Today marks the 15th anniversary of Montreal's Dawson College shooting. 18-year-old Anastasia De Sousa was killed and 19 others were injured.
Montreal Mayor Valérie Plante offered her thoughts to De Sousa's family and the victims of the shooting in a Twitter post. The mayor also implored the federal parties to make "better gun control" a priority so that a mass shooting doesn't happen again.
(1/2) Aujourd’hui marque le 15e anniversaire de la fusillade du Collège Dawson. J’ai une pensée particulière pour A… https://t.co/89NE1pLaJJ
"I have a special thought for Anastasia De Sousa and her family, as well as for the other victims and witnesses of this tragic event," the mayor wrote.
"It's a sad anniversary that reminds us of the need for better gun control. Federal parties must commit to making it a priority."
Dawson College, for its part, will mark the anniversary with a day of "quiet reflection." No formal commemorations will be held due to strict COVID-19 regulations at the school.

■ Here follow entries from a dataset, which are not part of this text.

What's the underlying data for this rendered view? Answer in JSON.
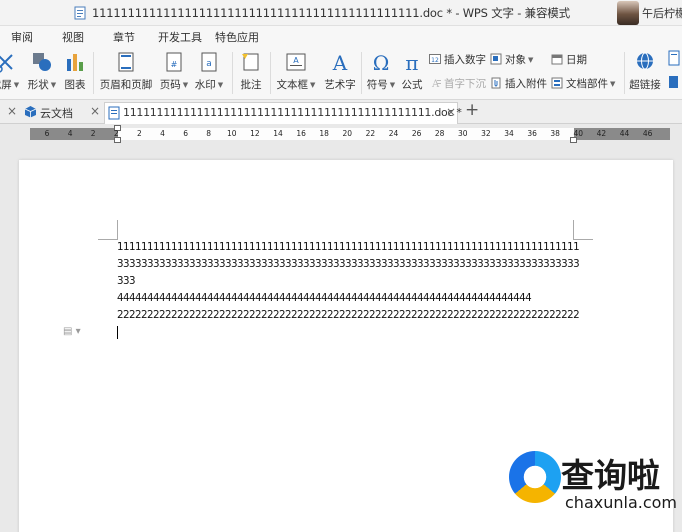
{
  "window": {
    "title": "1111111111111111111111111111111111111111111111.doc * - WPS 文字 - 兼容模式",
    "user_name": "午后柠檬"
  },
  "menu_tabs": [
    "审阅",
    "视图",
    "章节",
    "开发工具",
    "特色应用"
  ],
  "toolbar": {
    "screenshot": "截屏",
    "shapes": "形状",
    "chart": "图表",
    "header_footer": "页眉和页脚",
    "page_number": "页码",
    "watermark": "水印",
    "comment": "批注",
    "text_box": "文本框",
    "word_art": "艺术字",
    "symbol": "符号",
    "formula": "公式",
    "insert_number": "插入数字",
    "object": "对象",
    "date": "日期",
    "drop_cap": "首字下沉",
    "insert_attachment": "插入附件",
    "doc_parts": "文档部件",
    "hyperlink": "超链接"
  },
  "tabs": {
    "cloud_docs": "云文档",
    "active_doc": "1111111111111111111111111111111111111111111111.doc *",
    "new_tab": "+"
  },
  "ruler": {
    "labels": [
      "6",
      "4",
      "2",
      "2",
      "2",
      "4",
      "6",
      "8",
      "10",
      "12",
      "14",
      "16",
      "18",
      "20",
      "22",
      "24",
      "26",
      "28",
      "30",
      "32",
      "34",
      "36",
      "38",
      "40",
      "42",
      "44",
      "46"
    ]
  },
  "document": {
    "lines": [
      "11111111111111111111111111111111111111111111111111111111111111111111111111111",
      "33333333333333333333333333333333333333333333333333333333333333333333333333333",
      "333",
      "444444444444444444444444444444444444444444444444444444444444444444444",
      "22222222222222222222222222222222222222222222222222222222222222222222222222222"
    ]
  },
  "watermark": {
    "brand_cn": "查询啦",
    "brand_url": "chaxunla.com"
  },
  "colors": {
    "accent": "#1a73e8",
    "toolbar_bg": "#f7f7f7",
    "ruler_dark": "#8a8a8a"
  }
}
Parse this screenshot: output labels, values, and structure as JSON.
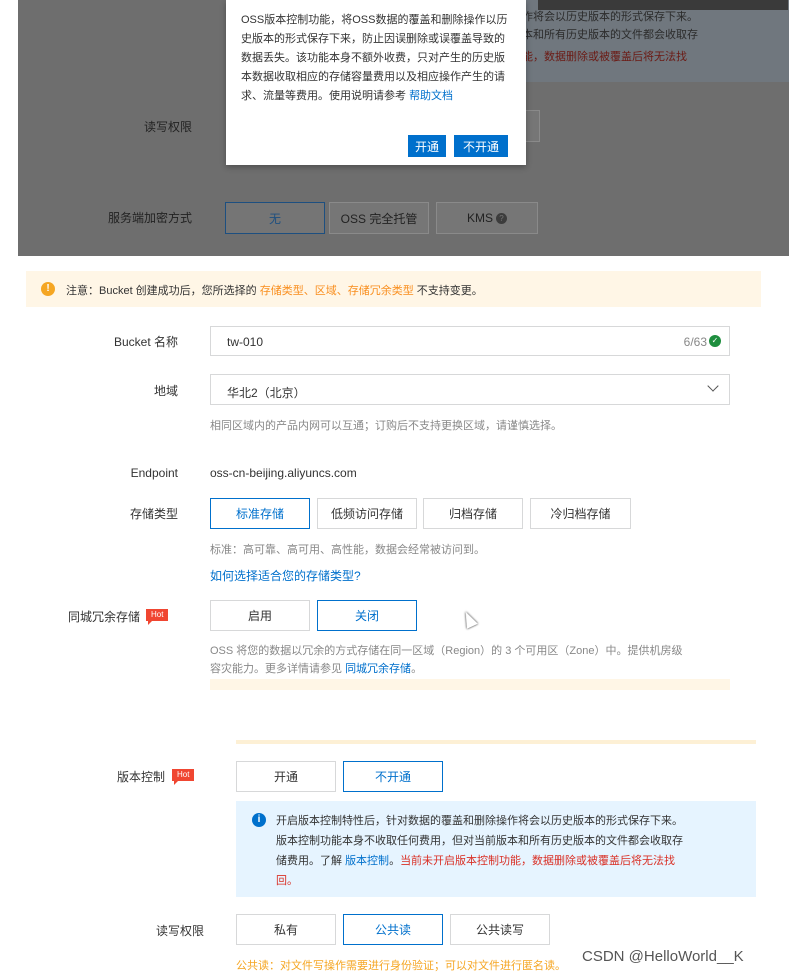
{
  "screenshot_top": {
    "popover": {
      "text": "OSS版本控制功能，将OSS数据的覆盖和删除操作以历史版本的形式保存下来，防止因误删除或误覆盖导致的数据丢失。该功能本身不额外收费，只对产生的历史版本数据收取相应的存储容量费用以及相应操作产生的请求、流量等费用。使用说明请参考",
      "link": "帮助文档",
      "ok": "开通",
      "cancel": "不开通"
    },
    "bg_text_1": "作将会以历史版本的形式保存下来。",
    "bg_text_2": "本和所有历史版本的文件都会收取存",
    "bg_text_3": "能，数据删除或被覆盖后将无法找",
    "rw_label": "读写权限",
    "enc_label": "服务端加密方式",
    "enc_options": [
      "无",
      "OSS 完全托管",
      "KMS"
    ]
  },
  "notice": {
    "prefix": "注意：Bucket 创建成功后，您所选择的 ",
    "hl": "存储类型、区域、存储冗余类型",
    "suffix": " 不支持变更。"
  },
  "form": {
    "bucket_label": "Bucket 名称",
    "bucket_value": "tw-010",
    "bucket_count": "6/63",
    "region_label": "地域",
    "region_value": "华北2（北京）",
    "region_help": "相同区域内的产品内网可以互通；订购后不支持更换区域，请谨慎选择。",
    "endpoint_label": "Endpoint",
    "endpoint_value": "oss-cn-beijing.aliyuncs.com",
    "storage_label": "存储类型",
    "storage_options": [
      "标准存储",
      "低频访问存储",
      "归档存储",
      "冷归档存储"
    ],
    "storage_help": "标准：高可靠、高可用、高性能，数据会经常被访问到。",
    "storage_link": "如何选择适合您的存储类型?",
    "redundancy_label": "同城冗余存储",
    "hot": "Hot",
    "redundancy_options": [
      "启用",
      "关闭"
    ],
    "redundancy_help_1": "OSS 将您的数据以冗余的方式存储在同一区域（Region）的 3 个可用区（Zone）中。提供机房级",
    "redundancy_help_2": "容灾能力。更多详情请参见 ",
    "redundancy_link": "同城冗余存储",
    "redundancy_help_3": "。"
  },
  "bottom": {
    "version_label": "版本控制",
    "hot": "Hot",
    "version_options": [
      "开通",
      "不开通"
    ],
    "info_1": "开启版本控制特性后，针对数据的覆盖和删除操作将会以历史版本的形式保存下来。",
    "info_2": "版本控制功能本身不收取任何费用，但对当前版本和所有历史版本的文件都会收取存",
    "info_3a": "储费用。了解 ",
    "info_link": "版本控制",
    "info_3b": "。",
    "info_red_1": "当前未开启版本控制功能，数据删除或被覆盖后将无法找",
    "info_red_2": "回。",
    "rw_label": "读写权限",
    "rw_options": [
      "私有",
      "公共读",
      "公共读写"
    ],
    "rw_warning": "公共读：对文件写操作需要进行身份验证；可以对文件进行匿名读。"
  },
  "watermark": "CSDN @HelloWorld__K"
}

"Our daughter, forever in our hearts and present in spirit, was robbed of her bright future," Louise De Sousa said in a press release put out by the college.
"We had hoped that we would see more tangible improvements for tougher gun laws, but here we are, 15 years later and gun control is still being attacked and has become a campaign issue in these upcoming elections."
You might have noticed that the height of buildings in Montreal is shorter than those in other North American cities. That's by design. And now, Mayor Valérie Plante's party, Projet Montréal, is committing to keep it that way.
"Since 1992, a consensus has existed in Montreal regarding the maximum height of buildings," the party wrote on Facebook. "According to this agreement, Montreal's constructions must not obscure the views of Mount Royal — and therefore must not peak higher than the mountain's highest level, which is more than 232 metres above sea level."
The party criticized former mayor Denis Coderre's claim that taller buildings could help to increase the housing offer in the city.
"Mr. Coderre seems to believe that Montreal's highest peaks should belong to the owners of downtown penthouses [...] Let's be honest. Who will really benefit from taller skyscrapers? A handful of wealthy people and a few real estate developers... And so would begin the privatization of the views of our Mount Royal," Projet Montréal warned.
Quebec students would've also favoured the Liberals and helped them win a minority government — though a much slimmer one — if they were able to vote, according to Student Vote Canada.
If students were able to cast ballots in the federal election, the Liberals would have won 116 seats nationally, forming a minority government. The official opposition would be the New Democratic Party (NDP), with 106 seats.
🚨The federal election is underway!
CIVIX is working with @ElectionsCan_E to offer #StudentVoteCanada to schools ac… https://t.co/CWQBNTnSu1
While the Liberals would have won the election, they would've lost the popular vote to the NDP.
In Quebec, the Liberals would've won 38 seats, with the Bloc Québécois in second place at 20. The NDP was much worse off in Quebec, winning only 9 seats.
The Student Vote is an educational program that runs at the same time as the official election with the goal of teaching young people how to participate in the electoral process. The students get to cast a ballot exactly like the real thing and the votes are then counted.
More than 700,000 students from across Canada participated in this election's Student Vote.
Now that the dust has settled on the 2021 Federal Election, many of us living in Quebec might be wondering what the point of all this was. But no election is without some kind of meaning, especially for voters.
So, what did this election mean for the people of Quebec and what does a Liberal minority mean for the province?
Thank you, Canada — for casting your vote, for putting your trust in the Liberal team, for choosing a brighter futu… https://t.co/uE0fm6teJ3
"I look forward to continuing to work with the government to advance Montreal's priorities such as a green & inclusive recovery, the fight against arms trafficking and the fight against climate change."
Plante pushed for stronger federal gun control laws in the weeks leading up to the election, joining the mayors of Quebec's four other largest cities to call on all parties to take action on the issue.
She warned that, in her view, Canada could become an "American-style society" with normalized gun violence if the federal government didn't pass tougher legislation.
Plante listed a green economic relaunch and the fight against climate change as two other priorities for the city.
Quebec Premier François Legault also congratulated Trudeau on Tuesday, saying he would collaborate with the prime minister on "Quebec's interests."